We Can’t State For Certain That Chevrolet Is Building a Mid-Engine Corvette, But…
There’s been a lot of buzz of late about the mid-engine Corvette. Ironically, the one voice that has been absent from all the clamor has been Chevrolet itself. However, we’ve now learned that General Motors has been awarded three new adaptive aero technology patents. Based on the information contained in the submitted patent drawings, this new technology was specifcially designed/configured for a high-performance sports car….like a mid-engine Corvette.
The three new adaptive aero technology patents that GM now possesses are for: Active Side-Skirts, Active Spoilers and Downforce Generating Ducts. What’s most interesting about the patent filings is that all three drawings submitted show the new technology integrated into a C7 Corvette. The most probable reason the patents were submitted this way was to avoid image leaks that showed renderings of the mid-engine Corvette from finding their way onto the internet. It’s also possible that GM still has further variant of the C7 Corvette that they wish to produce that might showcase some of this tech.
Here is a brief overview (and a copy of the image that accompanied the patent filing) for each of the technology patents that GM was awarded this week.
Active Side Skirts
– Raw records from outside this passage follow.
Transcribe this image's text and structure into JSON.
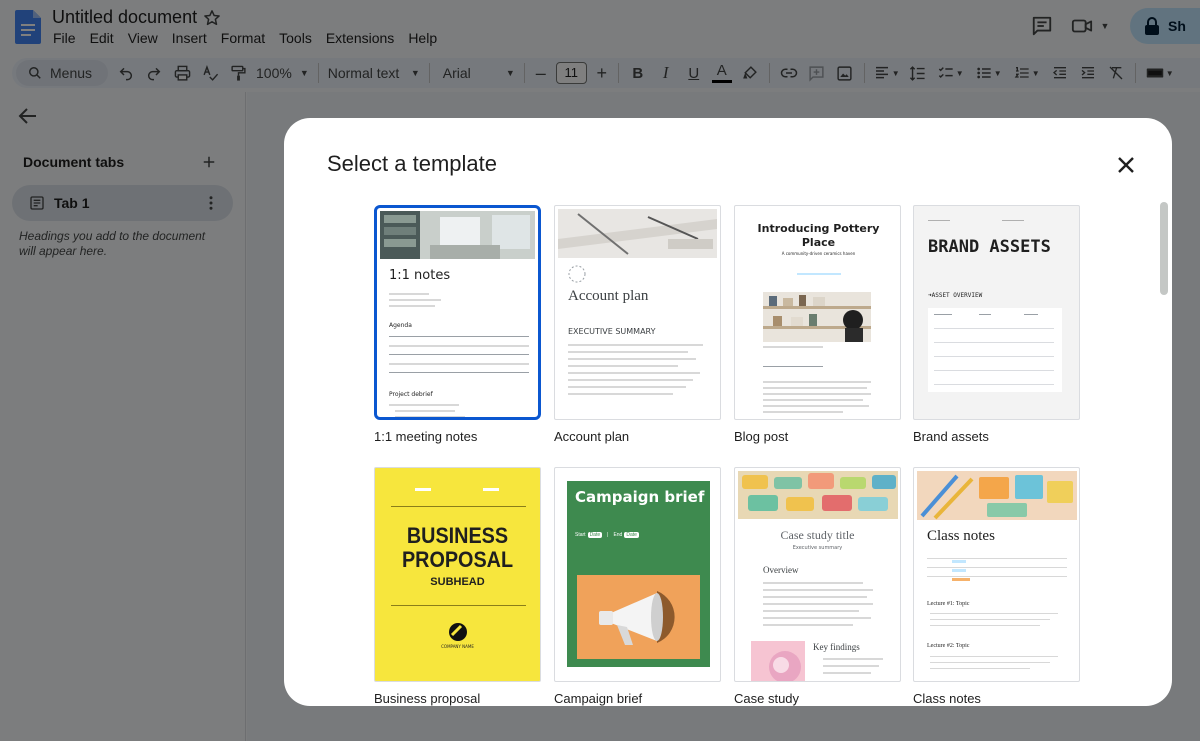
{
  "app": {
    "doc_title": "Untitled document",
    "menu": [
      "File",
      "Edit",
      "View",
      "Insert",
      "Format",
      "Tools",
      "Extensions",
      "Help"
    ],
    "share_label": "Sh"
  },
  "toolbar": {
    "menus_label": "Menus",
    "zoom": "100%",
    "style": "Normal text",
    "font": "Arial",
    "font_size": "11",
    "bold": "B",
    "italic": "I",
    "underline": "U",
    "text_color_letter": "A"
  },
  "sidebar": {
    "tabs_heading": "Document tabs",
    "tab_label": "Tab 1",
    "hint": "Headings you add to the document will appear here."
  },
  "dialog": {
    "title": "Select a template",
    "templates": [
      {
        "label": "1:1 meeting notes",
        "thumb_title": "1:1 notes",
        "thumb_sub1": "Agenda",
        "thumb_sub2": "Project debrief"
      },
      {
        "label": "Account plan",
        "thumb_title": "Account plan",
        "thumb_sub1": "EXECUTIVE SUMMARY"
      },
      {
        "label": "Blog post",
        "thumb_title": "Introducing Pottery Place",
        "thumb_sub1": "A community-driven ceramics haven"
      },
      {
        "label": "Brand assets",
        "thumb_title": "BRAND ASSETS",
        "thumb_sub1": "➜ASSET OVERVIEW"
      },
      {
        "label": "Business proposal",
        "thumb_title": "BUSINESS PROPOSAL",
        "thumb_sub1": "SUBHEAD",
        "thumb_sub2": "COMPANY NAME"
      },
      {
        "label": "Campaign brief",
        "thumb_title": "Campaign brief",
        "thumb_sub1": "Start",
        "thumb_sub2": "End",
        "thumb_date": "Date"
      },
      {
        "label": "Case study",
        "thumb_title": "Case study title",
        "thumb_sub1": "Executive summary",
        "thumb_sub2": "Overview",
        "thumb_sub3": "Key findings"
      },
      {
        "label": "Class notes",
        "thumb_title": "Class notes",
        "thumb_sub1": "Lecture #1: Topic",
        "thumb_sub2": "Lecture #2: Topic"
      }
    ]
  },
  "colors": {
    "accent_blue": "#0b57d0",
    "doc_blue": "#4285f4",
    "proposal_yellow": "#f7e63d",
    "campaign_green": "#3e8a4f",
    "campaign_orange": "#f0a25a",
    "share_bg": "#c2e7ff"
  }
}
As the patent application states, the vehicle side skirts are an aerodynamic device typically fitted to the sides of the vehicle’s body between the front and rear wheels. The reason for installing these skirts is to improve streamline ambient airflow around the rear wheels, thereby reducing drag. The patent states that “the larger the area of the side skirts, the lower aerodynamic drag on the vehicle.” This system also has sensors that can detect the rotating speed of the wheel as well as the speed of the vehicle relative to the road surface. There’s also a controller that’s programmed to send commands to actuators that can extend and retract the side skirts “toward and away from the road surface.”
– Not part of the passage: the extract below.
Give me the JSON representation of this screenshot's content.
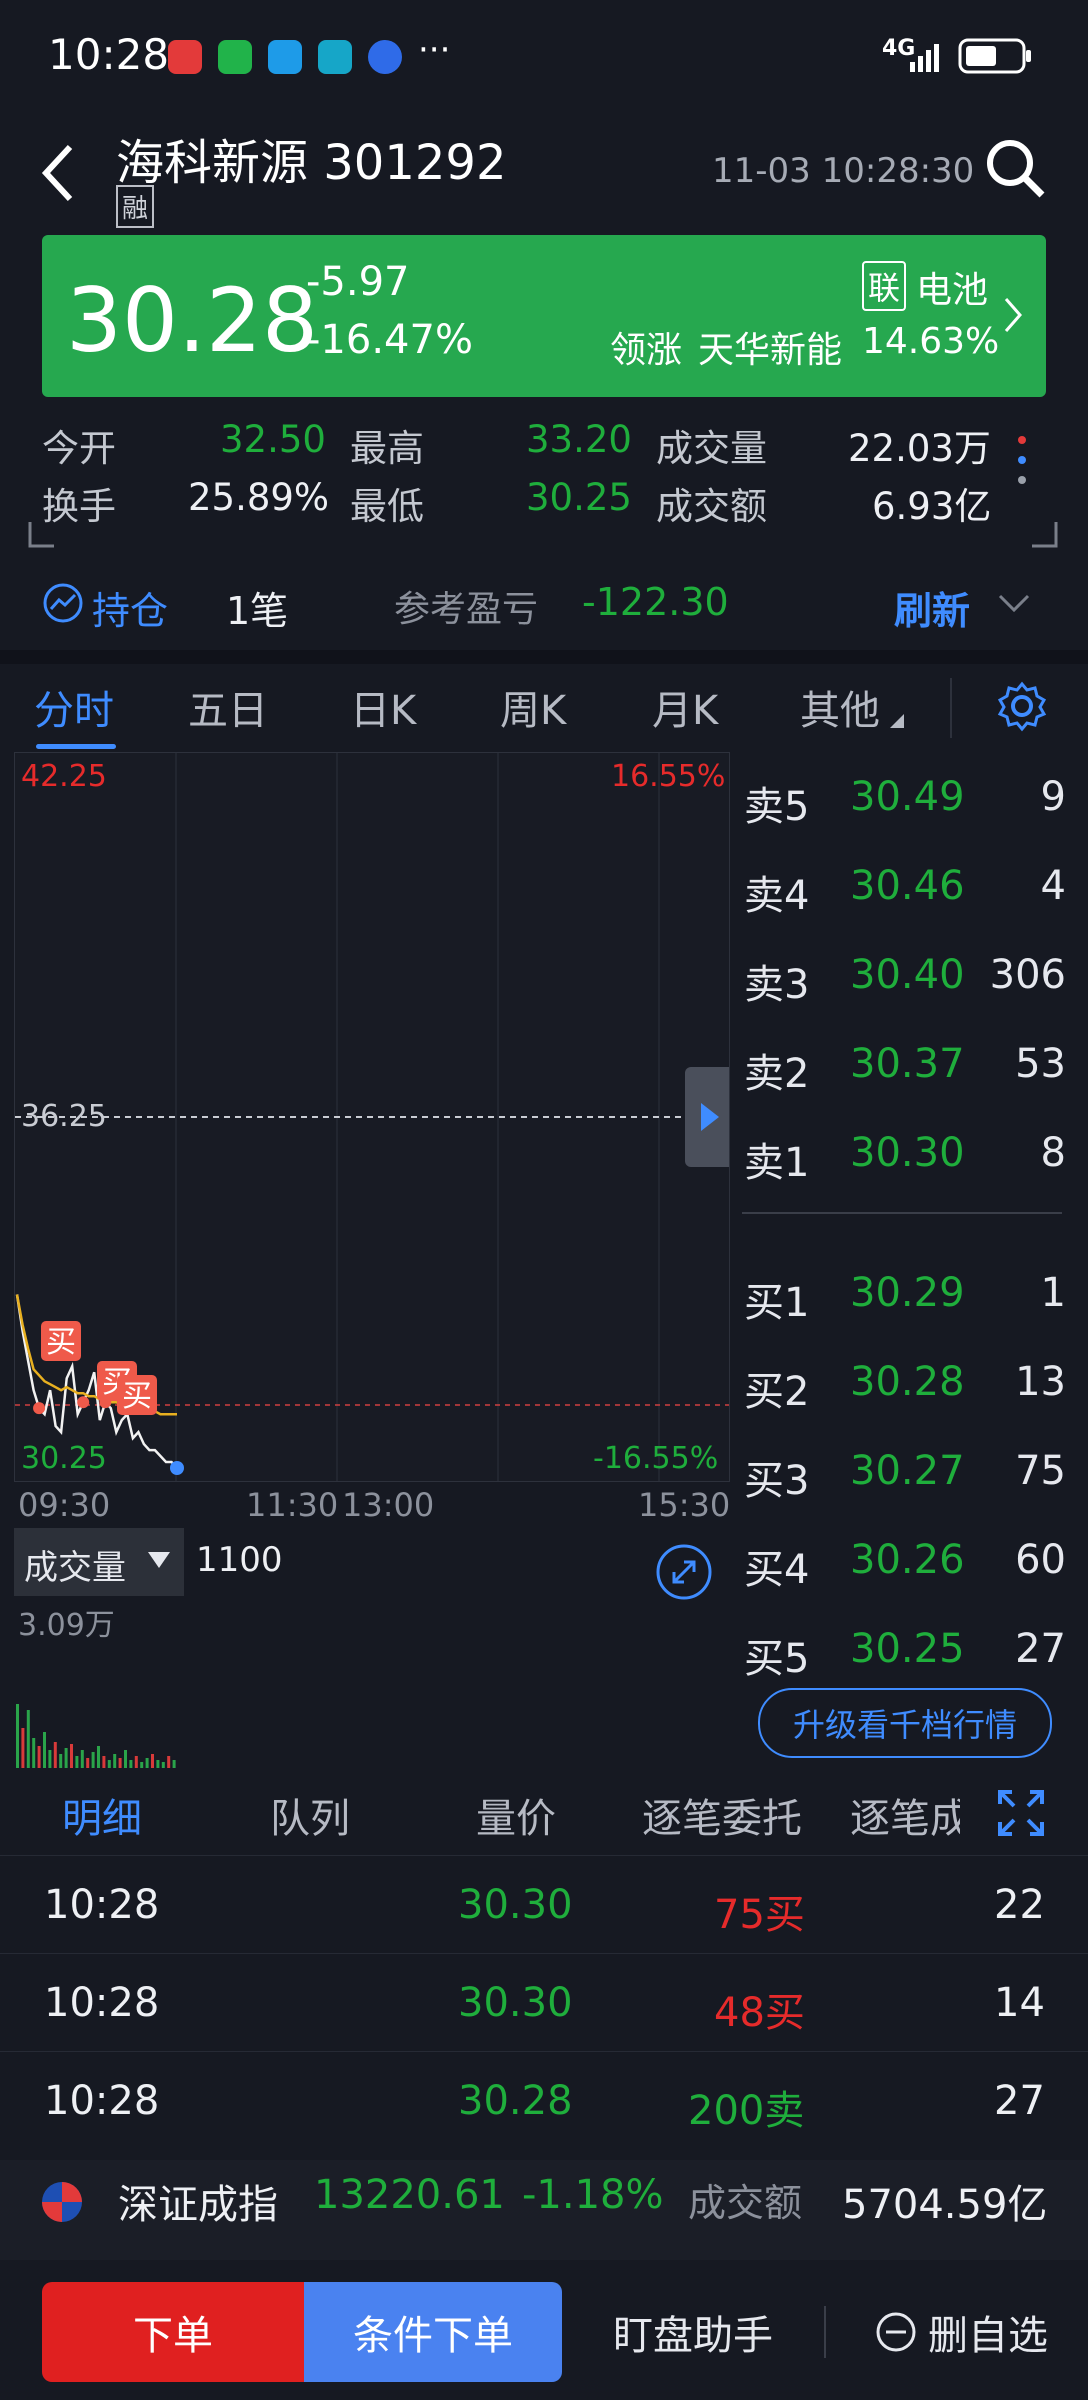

Like the side skirts above, this new active spoiler includes sensors that communicate all information deemed necessary for controlling the unit. These sensors monitor the rotating speed of the rear wheels as well as detecting the velocity of ambient airflow relative to the vehicle. There are even sensors that monitor the steering wheel angle and detect yaw rate. All of this information is then fed to the controller which then adjusts the rear spoiler’s height and angle.
Downforce Generating Ducts
Ducts are used to move air from one part of the car to another. For example, the C7 has ducts on the rear quarter panels used for cooling the transmission and differential fluids. However, on a mid-engine platform, cooling is even more important.
Forward-facing ducts are present specifically to capture air and then route it into the various areas that require additional cooling. What GM has done with this patent is make the ducts a fully-enclosed structure. There’s now an entry port positioned to receive the ambient airflow and a second/exit port to exhaust the airflow from the duct. These two ports, combined with the fully-enclosed structure are configured to generate an aerodynamic downforce on the vehicle while in motion. What makes this particular tech even more impressive is the fact that these ducts can mounted be on both the top and bottom of the car.
While these patents are conclusive proof that GM is building a mid-engine Corvette, this is compelling evidence that these new technologies are going to be used on a variant of the sports car. Moreover, the fact that the last of these technologies listed – the Downforce Generating Ducts – is designed to direct air into the rear half of the car certainly lends credence to the idea that a mid-engine car of somesort is being developed.